Also in ogg for download

More info on this event here.

Justin Reich on The Web We Want & The Ed We Want

0

The past decade has seen a dramatic decline in user agency all across the Web, but especially in education. The Aughts saw the budding of a golden age of user-produced media on the Web. But these buds never fully flowered, over-shadowed by the development of proprietary platforms like Facebook in the social sector and learning management systems in the educational sector. Thinkers like Anil Dash have lamented “The Web We Lost,” and groups like the Indieweb movement and the Reclaim Innovation movements are working to revitalize a user-owned and user-produced Web.

In this talk, Justin Reich — Richard L. Menschel HarvardX Research Fellow, Berkman Fellow, and co-founder of EdTechTeacher — highlights some of the exciting innovations within education that seek to put students and learners in charge of their online lives.

Also in ogg for download

More info on this event here.

Ali Hashmi on Ideology and Text: Classifying and Analyzing Discourse using Machine Learning

0

We can use technology to uncover patterns in data. But it’s much harder to uncover an “ideology” embedded in text.

In this talk, Ali Hashmi — a researcher at the MIT Center for Civic Media — discusses a tool he has created that uses data-driven approaches for classifying discourse in news media. Using an analysis of discourse on Islam in the mainstream media, the tool reveals how media coverage in several mainstream news sources tends to contextualize Muslims largely as a group embroiled in conflict at a disproportionately large level.

Also in ogg for download

More info on this event here.

John Palfrey on BiblioTech: Why Libraries Matter More Than Ever In An Age of Google

0

Anyone seeking to participate in the 21st century needs to understand how to find and use the vast stores of information available online. Libraries play a crucial role in making these skills and information available, and yet are at risk.

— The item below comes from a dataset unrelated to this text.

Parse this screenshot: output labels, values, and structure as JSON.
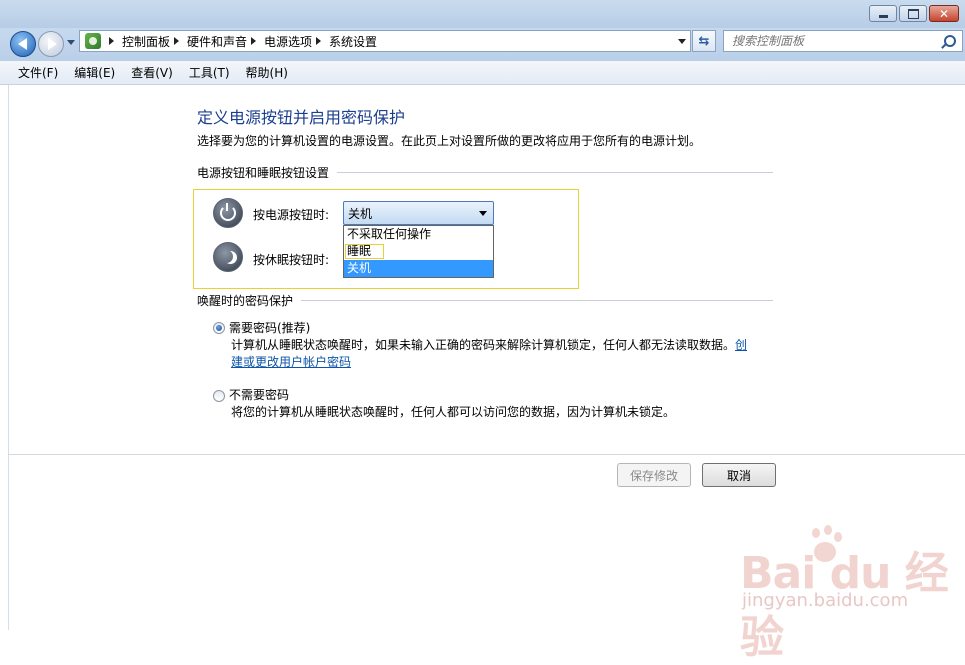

John Palfrey — Head of School at Phillips Academy, Andover and President of the Board of Directors of the Digital Public Library of America — discusses his new book, BiblioTech: Why Libraries Matter More Than Ever In An Age of Google, in which he argues that libraries must make the transition to a digital future as soon as possible by digitizing print material and ensuring that born-digital material is publicly available online, while continuing to play the vital role as public spaces in our democracy that they have for hundreds of years.

Also in ogg for download

More info on this event here.

Microsoft Research 2015 PhD Interns on Platforms, Data, and People

0

Microsoft Research PhD Interns Ifeoma Ajunwa, Stacy Blasiola, Nathan Matias, and Aleena Chia present their current research on corporations and the quantified self; the Facebook newsfeed algorithm; how sites like Reddit and Wikipedia are made accountable to their users and the public; and the participatory politics of online gaming.

Also in ogg for download

More info on this event here.

Christine Borgman: Data, data everywhere — but how to manage and govern?

0

Universities are drowning in data, not only data produced by their researchers and students, but also data they collect about their communities. Research data are subject to sharing and retention requirements by funding agencies and journals. Data from course management systems, faculty personnel records, security cameras, and social media are being used as indicators for decision making.

In this talk Christine L. Borgman — author of the new book “Big Data, Little Data, No Data: Scholarship in the Networked World” and Professor and Presidential Chair in Information Studies at UCLA — identifies challenges faced by universities in managing and governing these complex categories of data.

Also in ogg for download

More info on this event here.

Log in